- _What is required_
Each record that follows is to be output in full, precisely as written.

# # # # #

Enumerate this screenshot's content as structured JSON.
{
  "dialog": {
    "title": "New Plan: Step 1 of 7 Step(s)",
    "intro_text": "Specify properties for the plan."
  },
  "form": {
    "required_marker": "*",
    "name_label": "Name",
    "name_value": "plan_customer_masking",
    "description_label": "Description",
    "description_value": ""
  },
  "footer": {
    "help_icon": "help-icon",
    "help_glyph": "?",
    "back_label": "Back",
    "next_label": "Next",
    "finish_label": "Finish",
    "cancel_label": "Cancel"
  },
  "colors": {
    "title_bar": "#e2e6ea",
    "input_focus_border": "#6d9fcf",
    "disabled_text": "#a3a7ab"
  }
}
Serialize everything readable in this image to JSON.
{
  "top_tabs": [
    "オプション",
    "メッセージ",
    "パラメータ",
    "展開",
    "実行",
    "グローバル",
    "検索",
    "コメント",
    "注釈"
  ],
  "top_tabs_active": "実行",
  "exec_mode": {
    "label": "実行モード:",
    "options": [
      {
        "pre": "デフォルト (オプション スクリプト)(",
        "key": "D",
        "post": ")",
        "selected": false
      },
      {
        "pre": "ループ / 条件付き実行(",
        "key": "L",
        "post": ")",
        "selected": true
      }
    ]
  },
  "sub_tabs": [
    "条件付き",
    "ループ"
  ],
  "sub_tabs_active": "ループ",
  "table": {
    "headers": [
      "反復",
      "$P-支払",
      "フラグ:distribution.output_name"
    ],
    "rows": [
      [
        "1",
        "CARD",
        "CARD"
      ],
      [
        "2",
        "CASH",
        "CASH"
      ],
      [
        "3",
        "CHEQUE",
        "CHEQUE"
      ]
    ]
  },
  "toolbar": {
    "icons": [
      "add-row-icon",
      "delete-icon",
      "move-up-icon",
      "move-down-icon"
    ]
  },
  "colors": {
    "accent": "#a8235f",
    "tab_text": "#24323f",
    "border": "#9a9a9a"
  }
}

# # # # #

- _Response for this exercise_
Enumerate this screenshot's content as structured JSON.
{
  "dialog": {
    "title": "New Plan: Step 1 of 7 Step(s)",
    "intro_text": "Specify properties for the plan."
  },
  "form": {
    "required_marker": "*",
    "name_label": "Name",
    "name_value": "plan_customer_masking",
    "description_label": "Description",
    "description_value": ""
  },
  "footer": {
    "help_icon": "help-icon",
    "help_glyph": "?",
    "back_label": "Back",
    "next_label": "Next",
    "finish_label": "Finish",
    "cancel_label": "Cancel"
  },
  "colors": {
    "title_bar": "#e2e6ea",
    "input_focus_border": "#6d9fcf",
    "disabled_text": "#a3a7ab"
  }
}
Serialize everything readable in this image to JSON.
{
  "top_tabs": [
    "オプション",
    "メッセージ",
    "パラメータ",
    "展開",
    "実行",
    "グローバル",
    "検索",
    "コメント",
    "注釈"
  ],
  "top_tabs_active": "実行",
  "exec_mode": {
    "label": "実行モード:",
    "options": [
      {
        "pre": "デフォルト (オプション スクリプト)(",
        "key": "D",
        "post": ")",
        "selected": false
      },
      {
        "pre": "ループ / 条件付き実行(",
        "key": "L",
        "post": ")",
        "selected": true
      }
    ]
  },
  "sub_tabs": [
    "条件付き",
    "ループ"
  ],
  "sub_tabs_active": "ループ",
  "table": {
    "headers": [
      "反復",
      "$P-支払",
      "フラグ:distribution.output_name"
    ],
    "rows": [
      [
        "1",
        "CARD",
        "CARD"
      ],
      [
        "2",
        "CASH",
        "CASH"
      ],
      [
        "3",
        "CHEQUE",
        "CHEQUE"
      ]
    ]
  },
  "toolbar": {
    "icons": [
      "add-row-icon",
      "delete-icon",
      "move-up-icon",
      "move-down-icon"
    ]
  },
  "colors": {
    "accent": "#a8235f",
    "tab_text": "#24323f",
    "border": "#9a9a9a"
  }
}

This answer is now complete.